The Kaiser Report estimated that if just 500,000 Medicare beneficiaries received Aduhelm, it would cost the program nearly $ 29 billion per year, far more than any other drug.
“At that price, the cost of this one drug could exceed all others covered by Medicare, if it is widely used,” said Tricia Neuman, co-author of the report.
Medicare has not made a formal decision on Aduhelm coverage, but cost has traditionally not been a consideration. Drugmaker Biogen has said it is pricing Aduhelm responsibly.
In addition to higher costs to taxpayers, the domino effects would include higher “Part B” premiums for outpatient Medicare coverage and monthly premium increases for millions of people with additional “Medigap” plans. As an infusion drug that would be administered in a doctor’s office, Aduhelm is covered by Medicare’s outpatient benefit. The standard Part B premium, paid by most registrants, is currently $ 148.50 per month.
Beyond the monthly premiums, there would also be impacts on reimbursable expenses. Many patients taking the drug, including those who have purchased Medicare Advantage plans from private insurers, could face thousands of dollars in user fees. The maximum could reach around $ 11,500, the researchers estimated.

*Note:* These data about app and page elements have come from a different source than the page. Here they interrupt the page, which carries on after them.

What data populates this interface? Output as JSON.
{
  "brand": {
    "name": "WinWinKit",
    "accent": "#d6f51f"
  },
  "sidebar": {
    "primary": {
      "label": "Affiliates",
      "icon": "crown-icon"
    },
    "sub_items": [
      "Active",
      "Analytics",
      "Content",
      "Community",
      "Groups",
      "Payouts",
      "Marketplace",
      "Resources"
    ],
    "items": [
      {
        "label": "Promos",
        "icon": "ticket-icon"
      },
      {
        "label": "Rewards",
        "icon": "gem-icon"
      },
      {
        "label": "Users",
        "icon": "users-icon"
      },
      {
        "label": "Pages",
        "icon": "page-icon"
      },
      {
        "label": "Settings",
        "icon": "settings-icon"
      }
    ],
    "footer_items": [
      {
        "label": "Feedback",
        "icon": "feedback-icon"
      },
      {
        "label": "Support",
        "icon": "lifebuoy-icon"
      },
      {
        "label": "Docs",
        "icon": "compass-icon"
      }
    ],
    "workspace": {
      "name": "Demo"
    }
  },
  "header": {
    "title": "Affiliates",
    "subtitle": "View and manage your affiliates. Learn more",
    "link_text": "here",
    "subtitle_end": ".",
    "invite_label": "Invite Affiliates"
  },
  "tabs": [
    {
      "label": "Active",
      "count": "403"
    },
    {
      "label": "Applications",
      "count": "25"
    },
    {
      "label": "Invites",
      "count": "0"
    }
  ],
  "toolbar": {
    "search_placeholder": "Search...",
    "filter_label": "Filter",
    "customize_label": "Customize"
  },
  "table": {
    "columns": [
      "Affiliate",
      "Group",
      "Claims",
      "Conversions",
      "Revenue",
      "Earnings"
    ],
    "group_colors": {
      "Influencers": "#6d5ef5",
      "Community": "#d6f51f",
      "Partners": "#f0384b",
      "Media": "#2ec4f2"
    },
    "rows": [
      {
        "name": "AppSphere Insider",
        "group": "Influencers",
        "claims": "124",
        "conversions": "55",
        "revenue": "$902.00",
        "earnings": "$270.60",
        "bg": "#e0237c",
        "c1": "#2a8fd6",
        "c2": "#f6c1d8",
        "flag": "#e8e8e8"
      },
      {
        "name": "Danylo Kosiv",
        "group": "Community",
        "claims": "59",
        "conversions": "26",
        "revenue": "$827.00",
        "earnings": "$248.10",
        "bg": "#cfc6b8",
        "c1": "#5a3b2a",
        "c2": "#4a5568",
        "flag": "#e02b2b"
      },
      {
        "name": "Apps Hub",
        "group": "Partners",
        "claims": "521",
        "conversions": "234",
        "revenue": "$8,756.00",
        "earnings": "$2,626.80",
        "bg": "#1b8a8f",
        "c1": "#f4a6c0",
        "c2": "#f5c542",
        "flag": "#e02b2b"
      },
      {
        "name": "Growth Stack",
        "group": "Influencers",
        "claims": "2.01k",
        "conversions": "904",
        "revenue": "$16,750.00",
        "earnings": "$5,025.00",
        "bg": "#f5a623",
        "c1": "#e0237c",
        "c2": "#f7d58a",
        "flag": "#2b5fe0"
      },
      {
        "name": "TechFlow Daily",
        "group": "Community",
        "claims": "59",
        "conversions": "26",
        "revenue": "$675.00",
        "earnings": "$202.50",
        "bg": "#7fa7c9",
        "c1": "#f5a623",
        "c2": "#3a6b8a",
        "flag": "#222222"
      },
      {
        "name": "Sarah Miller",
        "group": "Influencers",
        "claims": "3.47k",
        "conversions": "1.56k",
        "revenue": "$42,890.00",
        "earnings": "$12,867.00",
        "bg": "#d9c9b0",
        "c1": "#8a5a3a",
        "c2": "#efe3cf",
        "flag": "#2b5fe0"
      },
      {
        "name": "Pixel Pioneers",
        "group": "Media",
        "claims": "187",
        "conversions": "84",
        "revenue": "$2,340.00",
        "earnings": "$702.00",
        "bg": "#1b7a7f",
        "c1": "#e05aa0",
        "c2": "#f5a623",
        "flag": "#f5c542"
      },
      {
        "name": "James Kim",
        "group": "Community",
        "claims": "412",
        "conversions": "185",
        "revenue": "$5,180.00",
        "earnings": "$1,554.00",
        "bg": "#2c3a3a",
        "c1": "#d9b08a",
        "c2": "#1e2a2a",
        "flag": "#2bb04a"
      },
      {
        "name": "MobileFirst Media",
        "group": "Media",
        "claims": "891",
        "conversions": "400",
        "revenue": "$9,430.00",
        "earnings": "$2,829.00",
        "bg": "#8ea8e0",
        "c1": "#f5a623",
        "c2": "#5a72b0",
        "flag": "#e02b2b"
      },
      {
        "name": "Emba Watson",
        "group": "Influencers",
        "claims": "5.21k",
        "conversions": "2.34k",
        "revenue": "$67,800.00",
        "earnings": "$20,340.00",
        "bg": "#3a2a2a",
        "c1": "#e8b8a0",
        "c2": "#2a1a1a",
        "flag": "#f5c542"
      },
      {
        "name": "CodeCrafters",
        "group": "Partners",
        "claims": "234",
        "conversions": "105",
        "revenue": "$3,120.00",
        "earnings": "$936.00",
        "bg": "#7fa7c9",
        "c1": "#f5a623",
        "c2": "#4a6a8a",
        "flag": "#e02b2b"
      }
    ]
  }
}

This upper bound cost of patient budgets would translate to nearly 40% of the estimated median income of $ 29,650 for Medicare beneficiaries.
“Because Aduhelm is not a cure for Alzheimer’s disease, patients could bear these annual costs over several years,” the report notes.

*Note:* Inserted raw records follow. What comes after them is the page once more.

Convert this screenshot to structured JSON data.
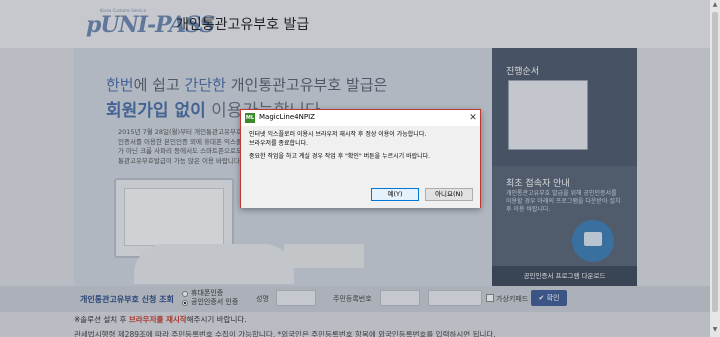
{
  "header": {
    "logo_small_text": "Korea Customs Service",
    "logo_brand": "pUNI-PASS",
    "page_title": "개인통관고유부호 발급"
  },
  "hero": {
    "line1_a": "한번",
    "line1_b": "에 쉽고 ",
    "line1_c": "간단한",
    "line1_d": " 개인통관고유부호 발급은",
    "line2_a": "회원가입 없이",
    "line2_b": " 이용가능합니다",
    "paragraph": "2015년 7월 28일(월)부터 개인통관고유부호 공인인증서를 이용한 본인인증 외에 휴대폰 익스플로러가 아닌 크롬 사파리 등에서도 스마트폰으로도 개인통관고유부호발급이 가능 많은 이용 바랍니다."
  },
  "right_panel": {
    "title1": "진행순서",
    "title2": "최초 접속자 안내",
    "text": "개인통관고유부호 발급을 위해 공인인증서를 이용할 경우 아래의 프로그램을 다운받아 설치 후 이용 바랍니다.",
    "download_label": "공인인증서 프로그램 다운로드"
  },
  "form": {
    "title": "개인통관고유부호 신청 조회",
    "radio_phone": "휴대폰인증",
    "radio_cert": "공인인증서 인증",
    "name_label": "성명",
    "reg_label": "주민등록번호",
    "keyboard_label": "가상키패드",
    "confirm_label": "확인",
    "confirm_icon": "check-icon"
  },
  "notices": {
    "notice1_a": "※솔루션 설치 후 ",
    "notice1_b": "브라우저를 재시작",
    "notice1_c": "해주시기 바랍니다.",
    "notice2": "관세법시행령 제289조에 따라 주민등록번호 수집이 가능합니다.  *외국인은 주민등록번호 항목에 외국인등록번호를 입력하시면 됩니다."
  },
  "dialog": {
    "app_icon_text": "ML",
    "title": "MagicLine4NPIZ",
    "close_glyph": "✕",
    "line1": "인터넷 익스플로러 이용시 브라우저 재시작 후 정상 이용이 가능합니다.",
    "line2": "브라우저를 종료합니다.",
    "line3": "중요한 작업을 하고 계실 경우 작업 후 \"확인\" 버튼을 누르시기 바랍니다.",
    "yes_label": "예(Y)",
    "no_label": "아니요(N)"
  },
  "scrollbar": {
    "up_glyph": "▲",
    "down_glyph": "▼"
  }
}
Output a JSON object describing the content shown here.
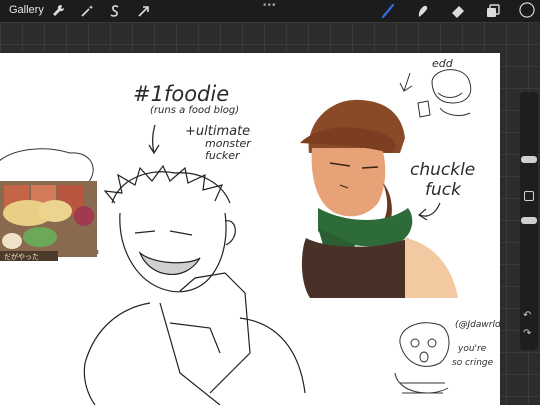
{
  "toolbar": {
    "gallery_label": "Gallery",
    "more_dots": "•••",
    "tools_left": [
      "wrench-icon",
      "magic-wand-icon",
      "selection-s-icon",
      "transform-arrow-icon"
    ],
    "tools_right": [
      "brush-icon",
      "smudge-icon",
      "eraser-icon",
      "layers-icon",
      "color-swatch"
    ],
    "active_color": "#1a1a1a",
    "brush_accent": "#2f6fe0"
  },
  "canvas": {
    "annotations": {
      "foodie_title": "#1foodie",
      "foodie_sub": "(runs a food blog)",
      "ultimate": "+ultimate",
      "monster": "monster",
      "fucker": "fucker",
      "edd": "edd",
      "chuckle": "chuckle",
      "fuck": "fuck",
      "handle": "(@Jdawrld)",
      "youre": "you're",
      "so_cringe": "so cringe"
    },
    "photo_caption": "だがやった"
  },
  "sidebar": {
    "undo_icon": "undo-icon",
    "redo_icon": "redo-icon",
    "undo_glyph": "↶",
    "redo_glyph": "↷"
  }
}
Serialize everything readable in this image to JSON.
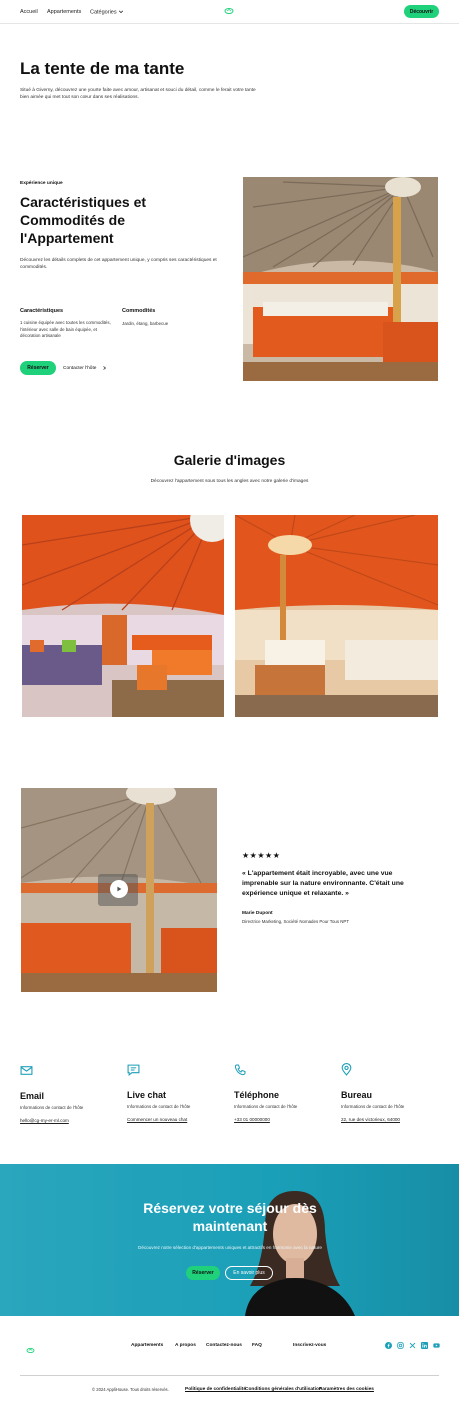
{
  "nav": {
    "home": "Accueil",
    "apartments": "Appartements",
    "categories": "Catégories",
    "cta": "Découvrir"
  },
  "hero": {
    "title": "La tente de ma tante",
    "description": "Situé à Giverny, découvrez une yourte faite avec amour, artisanat et souci du détail, comme le ferait votre tante bien aimée qui met tout son cœur dans ses réalisations."
  },
  "features": {
    "tagline": "Expérience unique",
    "title": "Caractéristiques et Commodités de l'Appartement",
    "description": "Découvrez les détails complets de cet appartement unique, y compris ses caractéristiques et commodités.",
    "col1_title": "Caractéristiques",
    "col1_text": "1 cuisine équipée avec toutes les commodités, l'intérieur avec salle de bain équipée, et décoration artisanale",
    "col2_title": "Commodités",
    "col2_text": "Jardin, étang, barbecue",
    "book_button": "Réserver",
    "contact_link": "Contacter l'hôte"
  },
  "gallery": {
    "title": "Galerie d'images",
    "subtitle": "Découvrez l'appartement sous tous les angles avec notre galerie d'images"
  },
  "testimonial": {
    "stars": "★★★★★",
    "quote": "« L'appartement était incroyable, avec une vue imprenable sur la nature environnante. C'était une expérience unique et relaxante. »",
    "author": "Marie Dupont",
    "role": "Directrice Marketing, Société Nomades Pour Tous NPT"
  },
  "contact": [
    {
      "icon": "mail-icon",
      "title": "Email",
      "text": "Informations de contact de l'hôte",
      "link": "hello@cg-my-er-ml.com"
    },
    {
      "icon": "chat-icon",
      "title": "Live chat",
      "text": "Informations de contact de l'hôte",
      "link": "Commencer un nouveau chat"
    },
    {
      "icon": "phone-icon",
      "title": "Téléphone",
      "text": "Informations de contact de l'hôte",
      "link": "+33 01 00000000"
    },
    {
      "icon": "pin-icon",
      "title": "Bureau",
      "text": "Informations de contact de l'hôte",
      "link": "22, rue des victorieux, 64000"
    }
  ],
  "cta": {
    "title": "Réservez votre séjour dès maintenant",
    "subtitle": "Découvrez notre sélection d'appartements uniques et attractifs en harmonie avec la nature",
    "book": "Réserver",
    "more": "En savoir plus"
  },
  "footer": {
    "links": [
      "Appartements",
      "A propos",
      "Contactez-nous",
      "FAQ"
    ],
    "subscribe": "Inscrivez-vous",
    "copyright": "© 2024 AppliHouse. Tous droits réservés.",
    "privacy": "Politique de confidentialité",
    "terms": "Conditions générales d'utilisation",
    "cookies": "Paramètres des cookies"
  },
  "colors": {
    "accent": "#1fd17a",
    "banner": "#1d9db5",
    "icon": "#1a9fb8"
  }
}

Biogen, which developed the Alzheimer’s drug with Japanese company Eisai Co., said earlier this week that it expects gradual adoption, not a sharp “hockey stick” spike.
Biogen set the drug’s price after extensive research, said Chirfi Guindo, global product manager at Biogen. Biogen has made a commitment not to increase its prices for four years.
Guindo said the company has looked at the prices of drugs advanced to treat cancer and other complex conditions. “We rated Aduhelm at about a third of the level of cancer immunotherapies,” he said on a teleconference this week. “So we see it as a really responsible price and we see it as a sustainable price for the system.”
Medicare has a review process known as National Coverage Determination to assess new treatments that could have far-reaching implications for the program. Officials have yet to say how the program will play out with Aduhelm. Medicare may set conditions to cover the drug, depending on its clinical effectiveness.
The program covers more than 60 million people, including those 65 and over, as well as people with disabilities or severe kidney disease. Medicare spending is approaching $ 1 trillion per year.